## WHAT TO WORK ON
Could you retype the entries exactly as they are?

Interface dataset entries
● ● ● ● ●

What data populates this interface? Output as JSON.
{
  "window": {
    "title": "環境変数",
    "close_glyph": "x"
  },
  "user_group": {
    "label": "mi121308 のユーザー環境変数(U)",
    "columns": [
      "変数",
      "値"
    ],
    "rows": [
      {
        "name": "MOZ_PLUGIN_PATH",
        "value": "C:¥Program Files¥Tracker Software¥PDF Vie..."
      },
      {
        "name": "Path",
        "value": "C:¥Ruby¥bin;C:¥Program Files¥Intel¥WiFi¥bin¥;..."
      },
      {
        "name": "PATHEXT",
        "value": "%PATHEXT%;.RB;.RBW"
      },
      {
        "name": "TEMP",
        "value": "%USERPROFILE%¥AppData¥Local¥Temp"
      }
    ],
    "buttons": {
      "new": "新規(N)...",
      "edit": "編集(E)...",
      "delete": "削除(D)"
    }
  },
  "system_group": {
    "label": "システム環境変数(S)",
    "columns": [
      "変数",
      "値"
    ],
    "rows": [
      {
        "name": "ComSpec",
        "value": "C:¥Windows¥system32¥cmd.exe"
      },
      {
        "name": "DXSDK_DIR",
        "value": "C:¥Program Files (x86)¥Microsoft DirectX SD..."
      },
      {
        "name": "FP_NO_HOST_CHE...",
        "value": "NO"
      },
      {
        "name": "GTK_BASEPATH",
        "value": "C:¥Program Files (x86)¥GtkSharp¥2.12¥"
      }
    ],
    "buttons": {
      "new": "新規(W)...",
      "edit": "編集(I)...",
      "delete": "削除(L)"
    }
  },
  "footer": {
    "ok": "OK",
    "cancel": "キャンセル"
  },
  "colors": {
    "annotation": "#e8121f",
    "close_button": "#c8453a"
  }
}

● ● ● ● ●

## WRITTEN SOLUTION
What data populates this interface? Output as JSON.
{
  "window": {
    "title": "環境変数",
    "close_glyph": "x"
  },
  "user_group": {
    "label": "mi121308 のユーザー環境変数(U)",
    "columns": [
      "変数",
      "値"
    ],
    "rows": [
      {
        "name": "MOZ_PLUGIN_PATH",
        "value": "C:¥Program Files¥Tracker Software¥PDF Vie..."
      },
      {
        "name": "Path",
        "value": "C:¥Ruby¥bin;C:¥Program Files¥Intel¥WiFi¥bin¥;..."
      },
      {
        "name": "PATHEXT",
        "value": "%PATHEXT%;.RB;.RBW"
      },
      {
        "name": "TEMP",
        "value": "%USERPROFILE%¥AppData¥Local¥Temp"
      }
    ],
    "buttons": {
      "new": "新規(N)...",
      "edit": "編集(E)...",
      "delete": "削除(D)"
    }
  },
  "system_group": {
    "label": "システム環境変数(S)",
    "columns": [
      "変数",
      "値"
    ],
    "rows": [
      {
        "name": "ComSpec",
        "value": "C:¥Windows¥system32¥cmd.exe"
      },
      {
        "name": "DXSDK_DIR",
        "value": "C:¥Program Files (x86)¥Microsoft DirectX SD..."
      },
      {
        "name": "FP_NO_HOST_CHE...",
        "value": "NO"
      },
      {
        "name": "GTK_BASEPATH",
        "value": "C:¥Program Files (x86)¥GtkSharp¥2.12¥"
      }
    ],
    "buttons": {
      "new": "新規(W)...",
      "edit": "編集(I)...",
      "delete": "削除(L)"
    }
  },
  "footer": {
    "ok": "OK",
    "cancel": "キャンセル"
  },
  "colors": {
    "annotation": "#e8121f",
    "close_button": "#c8453a"
  }
}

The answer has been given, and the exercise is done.